In response to last week’s news of former Yale Divinity School and Institute of Sacred Music professor Jaime Lara’s history of sexual abuse as a priest, Divinity School alumni sent a letter with over 120 signatures to Dean of the Divinity School Greg Sterling and Dean of the Institute of Sacred Music Martin Jean, urging them to take concrete actions to foster a “just, hospitable and equitable” learning environment for students and a climate of accountability for faculty and staff.
By signing the letter — which was distributed starting Nov. 15 — alumni pledged to withhold financial support from both the Divinity School and the Institute of Sacred Music until the administrations of the two institutions address the letter’s requests “in good faith.”

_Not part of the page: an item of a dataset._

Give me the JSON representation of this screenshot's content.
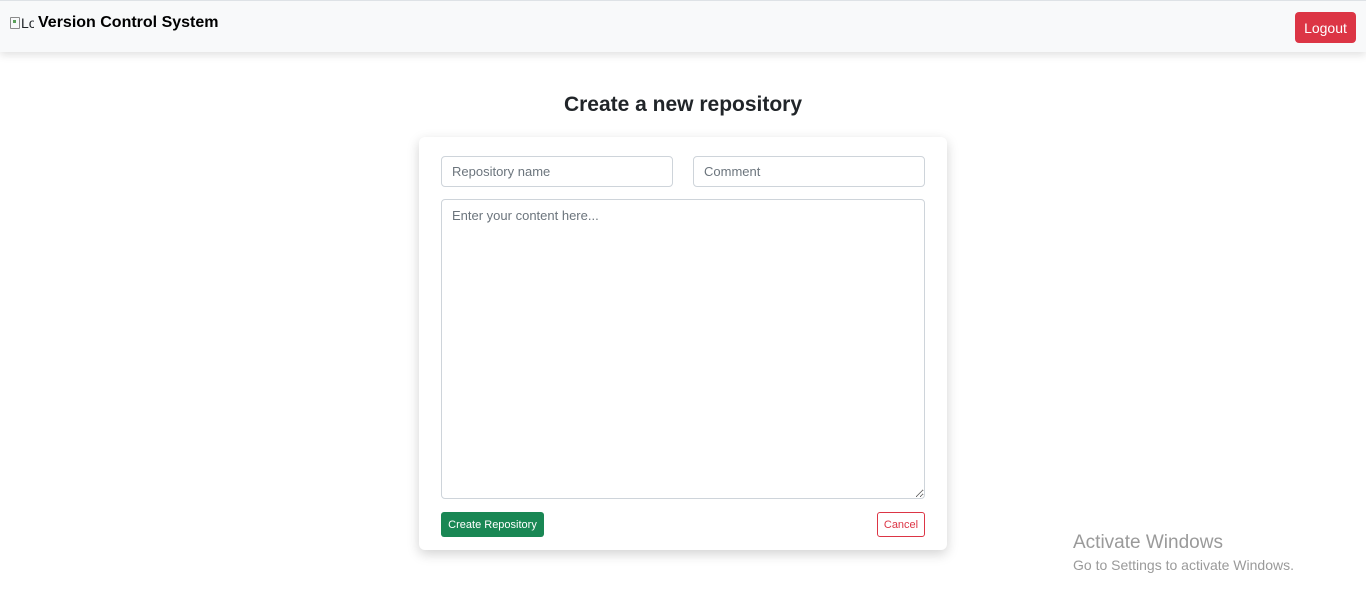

“While we and many other alumni benefitted from amazing educations and transformative experiences during our time on the Quad, we are disappointed by what this news reveals — unhealthy and toxic power dynamics that too frequently characterize faculty-student encounters and relationships at YDS and ISM,” the letter states.
Sterling alluded to the news of Lara’s past abuse in an email to members of the Divinity School community Nov. 10. But after members of the Divinity School community criticized Sterling for not mentioning Lara by name, Sterling sent a second email to the Divinity School community five days later, in which he explicitly named Lara and stressed that the Divinity School was not aware of Lara’s laicization — the removal of a priest from the Catholic Church clergy — or the reason for his removal, until this month when it was revealed by the Roman Catholic Diocese of Brooklyn.
Sterling added that he knew of no evidence indicating that Lara committed any acts of sexual misconduct during his time as a Yale faculty member, from 1998 to 2009. According to the email, Sterling will provide an update in the near future on the school’s collective efforts to prevent abusive behavior and to cultivate a “safe and respectful community.”
“We were pleased to see Dean Sterling say [in his email] that there were collective efforts that would be forthcoming regarding how to best respond to this, so we felt like it made sense for the alumni to weigh in in terms of what those collective efforts might look like and make some suggestions for what we think would be a moral response,” said Katey Zeh DIV ’08, one of the letter’s authors.
The alumni letter urges the Divinity School and Institute of Sacred Music to form a committee of students, faculty, staff and alumni to investigate and produce recommendations for how the Div School can alter its vetting process to prevent the hiring of sexual predators like Lara. The committee, which will be facilitated by an external human resources professional, will also analyze “the larger culture of harassment and inappropriate behavior” at the Divinity School.
Mitchell Garabedian, a lawyer portrayed in “Spotlight,” an Academy Award-winning film about sexual abuse by clergymen, told the News that whatever background check Yale ran before hiring Lara was not “even semi-thorough” and put children at risk. Garabedian is representing three of Lara’s alleged victims, who claim that they were abused by Lara between the ages of nine and 11.
“Why wouldn’t Yale act in a responsible manner and speak to his former employer, review records seeing his employment and do a background check?” he said.
The letter requests that the committee document how the University hired Lara without any knowledge of his laicization or his history of sexual abuse in the Church and look into whether any information about his past history was communicated to the Divinity School before or during his employment there. It also asks the administration to solicit testimonials from alumni and current students on the subject of Lara’s behavior as a faculty member and to investigate whether there were any reports or complaints made against him or any other members of the Divinity School.
Yale spokesman Tom Conroy said Sunday that the University had not yet released a response to the letter. He did not respond to questions about the background checks conducted before Lara’s hiring or the Divinity School’s general vetting process.
Zeh said the news of Lara’s past shines a light on a the broader cultural issue of problematic faculty-student interactions, specifically sexist and misogynistic attitudes, comments and practices of faculty members. After Lara’s history of sexual abuse went public, many Divinity School and Institute of Sacred Music alumni began sharing instances of inappropriate behavior from other faculty members of the Divinity School and Institute of Sacred Music.
“This was not just confined to Jaime Lara,” Zeh said. “This is a systematic problem that we need to address and make sure it doesn’t happen in the future with any current or future faculty members.”
Lara was laicized in 1992.
Adelaide Feibel | email@example.com